Your assignment -
Find and copy every line in the records that includes the string "status".

[Records from a dataset]
###
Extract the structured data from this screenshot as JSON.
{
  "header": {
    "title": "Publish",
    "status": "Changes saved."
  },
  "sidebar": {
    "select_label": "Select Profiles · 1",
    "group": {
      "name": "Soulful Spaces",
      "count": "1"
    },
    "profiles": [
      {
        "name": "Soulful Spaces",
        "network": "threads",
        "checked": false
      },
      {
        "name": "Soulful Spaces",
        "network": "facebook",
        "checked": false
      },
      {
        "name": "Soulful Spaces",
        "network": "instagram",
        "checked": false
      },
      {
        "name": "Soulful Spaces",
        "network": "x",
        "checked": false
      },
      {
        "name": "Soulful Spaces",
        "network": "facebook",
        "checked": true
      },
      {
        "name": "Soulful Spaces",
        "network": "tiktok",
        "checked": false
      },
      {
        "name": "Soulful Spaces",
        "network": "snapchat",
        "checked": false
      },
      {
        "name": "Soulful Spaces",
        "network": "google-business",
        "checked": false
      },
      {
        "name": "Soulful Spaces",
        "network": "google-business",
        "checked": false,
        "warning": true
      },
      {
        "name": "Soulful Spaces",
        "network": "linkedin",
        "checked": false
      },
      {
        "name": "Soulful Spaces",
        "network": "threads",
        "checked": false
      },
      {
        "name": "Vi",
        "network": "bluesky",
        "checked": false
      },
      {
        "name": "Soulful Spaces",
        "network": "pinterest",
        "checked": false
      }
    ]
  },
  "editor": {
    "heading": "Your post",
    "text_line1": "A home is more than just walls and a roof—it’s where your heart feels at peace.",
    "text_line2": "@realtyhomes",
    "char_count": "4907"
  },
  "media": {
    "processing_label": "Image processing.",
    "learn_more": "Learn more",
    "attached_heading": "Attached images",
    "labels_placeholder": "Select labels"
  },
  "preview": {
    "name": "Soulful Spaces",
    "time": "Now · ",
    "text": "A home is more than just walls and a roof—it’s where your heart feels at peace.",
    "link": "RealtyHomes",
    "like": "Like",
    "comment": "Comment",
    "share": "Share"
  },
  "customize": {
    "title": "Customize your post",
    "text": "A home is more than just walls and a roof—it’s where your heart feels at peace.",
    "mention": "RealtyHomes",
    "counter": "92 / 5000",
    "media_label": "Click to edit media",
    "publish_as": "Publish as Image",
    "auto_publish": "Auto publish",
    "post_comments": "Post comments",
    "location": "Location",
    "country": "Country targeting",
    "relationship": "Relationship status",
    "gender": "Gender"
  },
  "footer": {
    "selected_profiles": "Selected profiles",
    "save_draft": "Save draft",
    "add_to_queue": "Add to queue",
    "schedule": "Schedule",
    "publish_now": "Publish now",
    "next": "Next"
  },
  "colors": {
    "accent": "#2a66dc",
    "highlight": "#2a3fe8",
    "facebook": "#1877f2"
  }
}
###
Solved problem -
    "status": "Changes saved."
    "relationship": "Relationship status",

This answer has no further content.